** Input data follows **
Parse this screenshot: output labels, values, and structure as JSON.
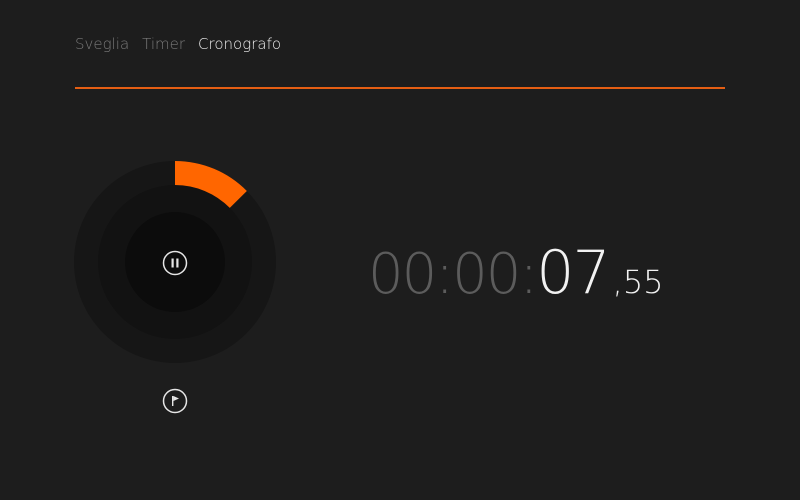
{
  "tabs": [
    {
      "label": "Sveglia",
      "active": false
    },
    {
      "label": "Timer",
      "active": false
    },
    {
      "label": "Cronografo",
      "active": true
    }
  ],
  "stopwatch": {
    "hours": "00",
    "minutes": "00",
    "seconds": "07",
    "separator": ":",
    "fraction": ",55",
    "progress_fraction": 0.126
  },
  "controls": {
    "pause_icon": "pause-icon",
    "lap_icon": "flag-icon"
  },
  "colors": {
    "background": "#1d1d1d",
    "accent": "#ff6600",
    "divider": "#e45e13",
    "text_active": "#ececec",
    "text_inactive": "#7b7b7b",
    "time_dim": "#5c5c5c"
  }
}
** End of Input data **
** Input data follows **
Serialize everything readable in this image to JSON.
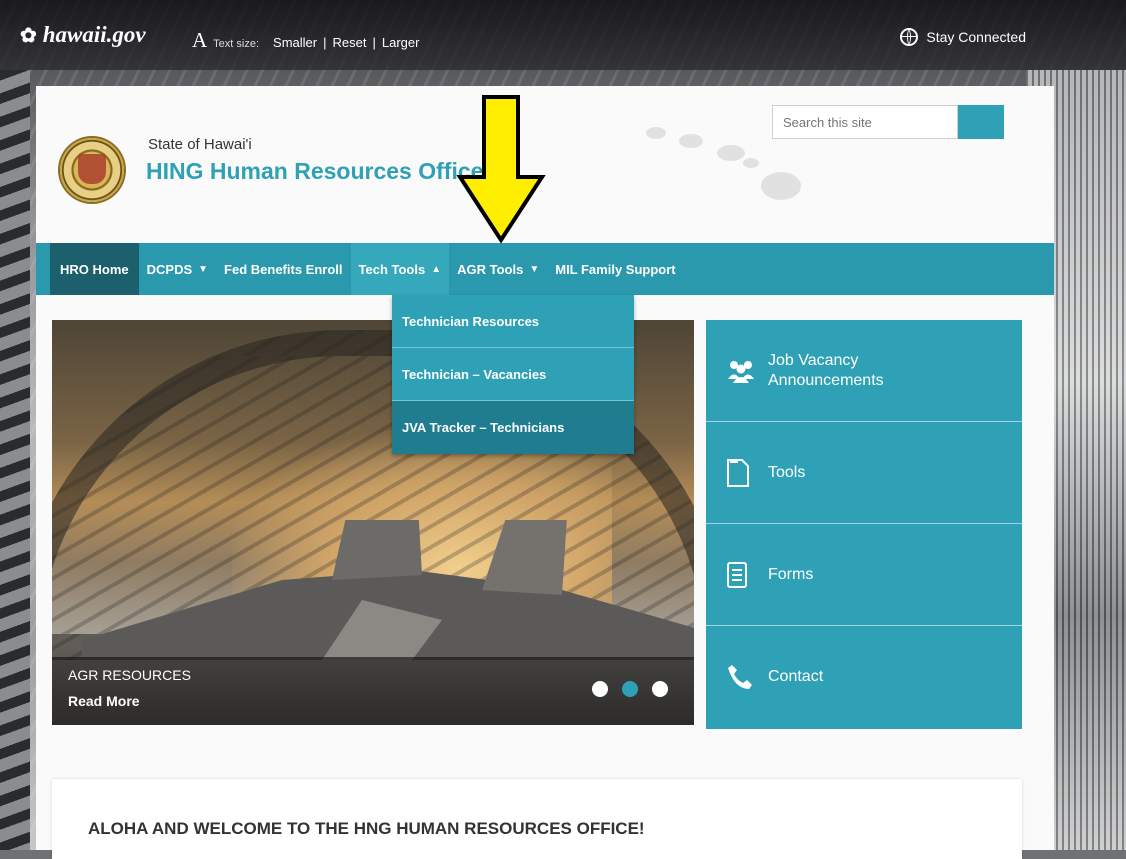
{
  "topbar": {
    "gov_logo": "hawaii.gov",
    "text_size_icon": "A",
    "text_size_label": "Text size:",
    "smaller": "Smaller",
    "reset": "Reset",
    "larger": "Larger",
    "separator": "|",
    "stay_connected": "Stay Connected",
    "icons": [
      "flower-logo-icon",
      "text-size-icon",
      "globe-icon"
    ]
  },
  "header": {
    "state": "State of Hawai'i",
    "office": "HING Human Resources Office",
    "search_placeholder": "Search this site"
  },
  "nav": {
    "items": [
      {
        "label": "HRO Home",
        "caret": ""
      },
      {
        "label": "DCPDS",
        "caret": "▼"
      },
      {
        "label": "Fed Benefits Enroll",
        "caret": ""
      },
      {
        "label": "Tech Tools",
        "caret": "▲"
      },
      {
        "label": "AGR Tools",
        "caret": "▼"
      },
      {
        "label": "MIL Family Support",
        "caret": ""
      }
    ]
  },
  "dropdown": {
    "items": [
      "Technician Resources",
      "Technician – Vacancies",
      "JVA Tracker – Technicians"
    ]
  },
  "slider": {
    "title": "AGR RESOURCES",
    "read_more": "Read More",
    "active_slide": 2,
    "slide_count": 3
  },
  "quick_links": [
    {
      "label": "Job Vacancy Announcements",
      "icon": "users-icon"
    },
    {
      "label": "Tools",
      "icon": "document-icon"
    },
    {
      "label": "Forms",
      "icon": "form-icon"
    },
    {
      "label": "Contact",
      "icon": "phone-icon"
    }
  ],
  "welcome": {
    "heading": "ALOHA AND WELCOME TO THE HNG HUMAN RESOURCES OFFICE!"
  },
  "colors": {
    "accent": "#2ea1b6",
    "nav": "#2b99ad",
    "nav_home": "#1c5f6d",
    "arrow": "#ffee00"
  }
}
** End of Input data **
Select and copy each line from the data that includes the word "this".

Parse this screenshot: output labels, values, and structure as JSON.
Serialize everything readable in this image to JSON.
    "search_placeholder": "Search this site"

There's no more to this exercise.